Don't miss Harry Potter and his adventures!
on April 26, 2000
Now and then, A book comes along that makes people enabled to remember every luscious detail. For instance: The Hobbit. You certainly know all about Bilbo Baggins, and you pprobably know all about the author and where it was from. A new book has come along: Harry Potter, especially the first one. I can tell you all of the character's names and traits, all of the Hogwart's houses , and I inhale all of the wonderful info bits Hermoine exhales. Hats off to this one. . . . Ta' Ta'.
on June 10, 2002
I studied Spanish in high school and university. I am far from a fluent speaker, though I don't think I'd get myself killed wandering around in Mexico or Spain. Having read all of the Harry Potter books in English many times, I decided to give this a try to brush up on my Spanish skills. I am only about 50 pages into it (reading Spanish takes me a lot longer than English!) but so far I am enjoying it immensely. Of course, it helps that I know what is happening, but that has also helped me with my understanding of the Spanish. I've really enjoyed this experience.
In today's economy, customers buying books need to know exactly what they're buying. In this case, what your thirty bucks buys is -- apart from the previously published text (the novel itself) and the previously published art (interior art) -- is, essentially, a new cover by longtime Harry Potter cover artist Mary GrandPre, and a black-and-white illustration by Rowling (quite the cartoonist!), which comprises the "bonus" material Scholastic has been touting but keeping under wraps.
The wraps are off and, while the illustration is nice, Scholastic would be better off issuing either an illustration edition with more art (which, by the way, exists), or taking the momentous occasion of the 10th anniversary to celebrate it in a significant fashion: Rowling, why wasn't there an original interview in which you looked back at the ten years of Harry Potter in the media? Why wasn't there a long essay by a respected literary critic looking at the Harry Potter phenomenon? Why wasn't there MORE text?

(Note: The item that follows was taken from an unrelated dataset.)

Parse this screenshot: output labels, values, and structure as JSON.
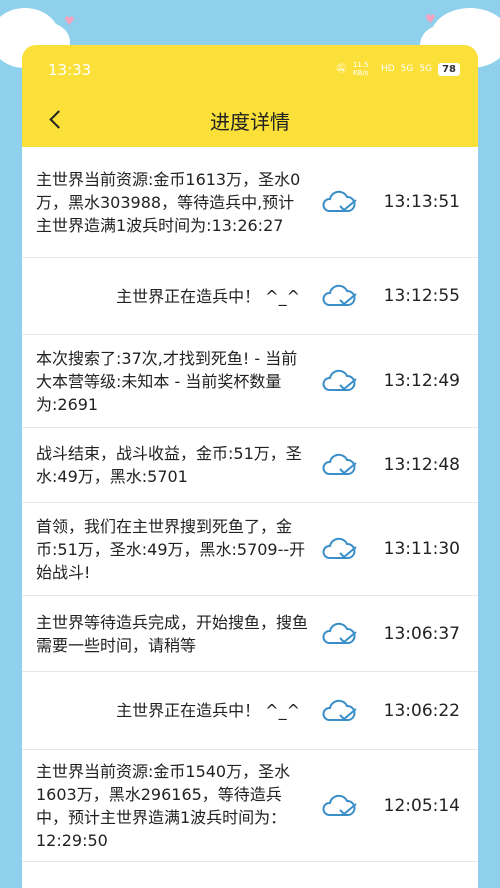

If this was simply a reprint edition, the omission of new text would be understandable. But when you're celebrating ten years of Harry Potter in print, how, exactly, does a new cover, a previously published (to the best of my knowledge) illustration for the colored endpapers, and a black-and-white illustration by Rowling "celebrate" the book's publication?
As there is no historical retrospective here, I'd have to say that Scholastic missed the boat: This edition could have been so much more, but it suffers (ironically) from a failure of imagination.
I have rated it five stars because the first novel is a literary classic in the children's field. The publisher, however, needs to think about how to ADD VALUE to the existing edition when touting its "anniversary" status, esp. if they intend on reissuing matching volumes in the future. Otherwise, it comes off as being just another edition to get the fans' hard-earned money, instead of offering something new, different, and significantly improved.
on November 20, 1999
Harry Potter and the Sorceror's Stone is one of those rare children's books that seems to be utterly wasted on children. The plot is engaging, the characters are likeable, and it's a good quick read for those older than the specified ages. I'm 18, and I finished it in a few hours, then handed it to my mother, who is 39. After she finished it, she agreed that we needed to get the rest of the series. In a family that regularly reads Shakespeare, that's high praise! It's a refreshing and enjoyable way to get your mind off the overly serious Muggle world and bring back a bit of wonder and magic. If you're a parent considering getting this book for your child, please do... But get a copy for yourself as well, and enjoy revisiting your own childhood.